My house had some of the plumbing replaced with polybutylene 30 years
ago. A couple of years ago, I found drips at a couple of elbows under
the house. I put a pail under on so I could monitor it by ear.
One was below the kitchen sink. It had been less than a drop a second.
A few days ago, it was about ten. It was coming from the floor, at
There's a shelf below the sink, 4" above the floor. The space between
is inaccessible. I shut off the hot water at the heater. That slowed
it. I shut off the water to the house. Before long, the dripping
stopped. I turned the house water back on and got about one drip per second.
That meant the cold pipe was leaking, besides the hot. The pipe fit
pretty snugly where they came up through the shelf. There was no
moisture on the shelf. I pulled the pipes up about an inch and felt the
pipes and connections. I didn't feel any moisture.
This was bizarre. There shouldn't have been any connections between the
shelf and the floor, but apparently both pipes were leaking in that
space. Most alarming, a beam made from a log, possibly a century ago,
had become wet.
In a repair like that, there were a lot of places I could go wrong. I
turned on the water long enough to fill some containers for drinking,
cooking, and washing. I filled a bucket to flush the toilet. I shut
the water off and called a plumber.
I took him to the kitchen to examine the fittings. He replaced the pipes
with PEX and the plastic valves with what looked like chrome-plated
brass. He said they were better than the plastic valves I'd had.
He found no deterioration in the pipes. He said connectors above the
shelf must have leaked. He blew into the pipes but couldn't find a
leak. He said anyway, replacing the fittings was good because that
plastic got brittle. He tried to demonstrate but couldn't break one.
When he left, I discovered that he'd taken the old pipes. I'd wanted to
get to the bottom of the mystery. If the FBI wouldn't investigate the
leaks, I would have used my neighbor's compressor.
The next day I found a drip from an elbow he'd put in, under the house.
The shelf under the sink had been dry 12 hours after he left, but now
there was a puddle. Feeling he wet pipe, I find that the source was the
compression connection at the top of the valve. I took it apart and
found that the chromed brass that the plastic compression was supposed
to seat against, was bumpy. So much for the superiority of metal valves.

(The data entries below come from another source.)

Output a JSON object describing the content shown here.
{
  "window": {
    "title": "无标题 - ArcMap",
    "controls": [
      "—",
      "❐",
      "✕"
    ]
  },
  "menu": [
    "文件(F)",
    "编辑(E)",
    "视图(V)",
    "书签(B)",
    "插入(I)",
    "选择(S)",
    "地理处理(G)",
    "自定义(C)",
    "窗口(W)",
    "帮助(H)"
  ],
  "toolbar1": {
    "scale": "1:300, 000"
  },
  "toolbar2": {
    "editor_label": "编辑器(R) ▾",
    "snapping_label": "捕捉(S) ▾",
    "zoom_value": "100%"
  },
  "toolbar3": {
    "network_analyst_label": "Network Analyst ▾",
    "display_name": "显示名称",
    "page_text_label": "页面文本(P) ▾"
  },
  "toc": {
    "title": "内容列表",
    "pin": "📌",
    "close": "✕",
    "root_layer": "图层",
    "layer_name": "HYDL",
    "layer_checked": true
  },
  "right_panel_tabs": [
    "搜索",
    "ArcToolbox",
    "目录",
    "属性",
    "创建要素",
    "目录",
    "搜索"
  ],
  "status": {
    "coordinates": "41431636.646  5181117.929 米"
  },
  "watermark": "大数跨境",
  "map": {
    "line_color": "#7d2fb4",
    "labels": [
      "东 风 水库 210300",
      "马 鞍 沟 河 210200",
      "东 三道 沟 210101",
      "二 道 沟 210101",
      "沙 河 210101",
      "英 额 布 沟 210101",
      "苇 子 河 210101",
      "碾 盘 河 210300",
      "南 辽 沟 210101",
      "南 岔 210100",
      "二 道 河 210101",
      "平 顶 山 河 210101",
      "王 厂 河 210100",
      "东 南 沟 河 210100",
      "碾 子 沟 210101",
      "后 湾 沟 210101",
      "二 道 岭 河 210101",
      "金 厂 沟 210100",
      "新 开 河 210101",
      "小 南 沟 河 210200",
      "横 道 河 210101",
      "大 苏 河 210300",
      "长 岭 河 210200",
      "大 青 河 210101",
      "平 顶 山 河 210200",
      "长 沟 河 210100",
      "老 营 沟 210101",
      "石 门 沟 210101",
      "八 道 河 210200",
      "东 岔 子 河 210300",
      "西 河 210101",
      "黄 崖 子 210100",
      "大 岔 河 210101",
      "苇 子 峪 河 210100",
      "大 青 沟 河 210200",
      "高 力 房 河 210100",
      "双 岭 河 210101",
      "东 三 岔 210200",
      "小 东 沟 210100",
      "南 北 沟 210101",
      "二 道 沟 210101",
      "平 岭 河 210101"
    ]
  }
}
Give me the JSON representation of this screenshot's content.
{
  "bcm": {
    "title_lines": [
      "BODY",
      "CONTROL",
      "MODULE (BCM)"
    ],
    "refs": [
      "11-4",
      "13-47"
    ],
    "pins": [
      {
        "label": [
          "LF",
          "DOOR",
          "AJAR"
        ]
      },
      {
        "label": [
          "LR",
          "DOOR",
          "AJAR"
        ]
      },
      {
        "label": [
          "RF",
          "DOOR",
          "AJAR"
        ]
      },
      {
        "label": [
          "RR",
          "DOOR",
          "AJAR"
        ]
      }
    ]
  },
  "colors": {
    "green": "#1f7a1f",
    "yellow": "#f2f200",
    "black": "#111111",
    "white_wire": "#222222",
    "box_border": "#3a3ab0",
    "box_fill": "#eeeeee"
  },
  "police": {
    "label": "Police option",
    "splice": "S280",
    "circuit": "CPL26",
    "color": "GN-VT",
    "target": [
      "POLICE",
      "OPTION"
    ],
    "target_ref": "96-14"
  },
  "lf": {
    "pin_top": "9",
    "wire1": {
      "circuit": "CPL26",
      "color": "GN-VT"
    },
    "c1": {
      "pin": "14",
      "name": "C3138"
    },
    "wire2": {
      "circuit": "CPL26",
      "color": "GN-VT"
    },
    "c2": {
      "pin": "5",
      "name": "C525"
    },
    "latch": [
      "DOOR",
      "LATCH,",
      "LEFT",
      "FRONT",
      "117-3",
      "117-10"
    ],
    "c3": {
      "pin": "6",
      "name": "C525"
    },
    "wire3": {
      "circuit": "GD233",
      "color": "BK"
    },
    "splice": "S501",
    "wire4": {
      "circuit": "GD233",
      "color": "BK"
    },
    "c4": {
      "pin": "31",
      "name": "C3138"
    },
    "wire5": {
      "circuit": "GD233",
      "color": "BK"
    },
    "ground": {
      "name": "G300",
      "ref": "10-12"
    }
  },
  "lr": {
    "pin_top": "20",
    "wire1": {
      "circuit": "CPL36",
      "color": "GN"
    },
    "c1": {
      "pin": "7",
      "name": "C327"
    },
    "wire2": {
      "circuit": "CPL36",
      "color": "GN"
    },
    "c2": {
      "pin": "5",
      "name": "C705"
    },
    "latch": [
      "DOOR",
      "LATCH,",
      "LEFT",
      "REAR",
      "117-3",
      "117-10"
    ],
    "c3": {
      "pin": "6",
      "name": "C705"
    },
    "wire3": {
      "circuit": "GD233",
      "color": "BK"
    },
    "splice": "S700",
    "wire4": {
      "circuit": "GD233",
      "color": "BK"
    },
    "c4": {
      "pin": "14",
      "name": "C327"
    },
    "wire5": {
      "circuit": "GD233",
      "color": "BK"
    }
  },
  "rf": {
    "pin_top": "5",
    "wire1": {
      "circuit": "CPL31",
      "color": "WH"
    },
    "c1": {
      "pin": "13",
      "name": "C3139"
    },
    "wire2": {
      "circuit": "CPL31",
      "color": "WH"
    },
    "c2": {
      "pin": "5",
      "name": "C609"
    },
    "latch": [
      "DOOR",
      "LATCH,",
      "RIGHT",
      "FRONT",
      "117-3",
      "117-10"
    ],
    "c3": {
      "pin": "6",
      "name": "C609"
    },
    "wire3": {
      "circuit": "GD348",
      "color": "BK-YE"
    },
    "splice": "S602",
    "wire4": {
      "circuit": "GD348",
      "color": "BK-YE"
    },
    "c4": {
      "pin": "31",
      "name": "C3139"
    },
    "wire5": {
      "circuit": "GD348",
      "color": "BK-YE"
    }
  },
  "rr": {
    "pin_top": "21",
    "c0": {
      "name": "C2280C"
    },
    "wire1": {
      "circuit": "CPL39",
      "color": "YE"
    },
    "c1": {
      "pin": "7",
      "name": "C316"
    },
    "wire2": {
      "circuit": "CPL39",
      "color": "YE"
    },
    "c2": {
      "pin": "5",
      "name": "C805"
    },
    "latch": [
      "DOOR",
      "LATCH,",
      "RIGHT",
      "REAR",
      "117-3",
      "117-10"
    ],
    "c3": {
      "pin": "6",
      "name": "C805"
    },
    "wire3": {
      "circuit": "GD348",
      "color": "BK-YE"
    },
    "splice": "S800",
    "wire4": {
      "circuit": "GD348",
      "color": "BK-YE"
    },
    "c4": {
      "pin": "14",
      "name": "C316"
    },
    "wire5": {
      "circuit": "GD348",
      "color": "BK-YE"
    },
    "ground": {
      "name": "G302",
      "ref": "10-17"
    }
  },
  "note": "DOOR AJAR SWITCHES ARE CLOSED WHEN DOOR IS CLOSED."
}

I got it to seal with plumber's grease.
I can't figure it. The original leaks were much faster. Logically, I
knew they had to be above the shelf, but I could find no moisture.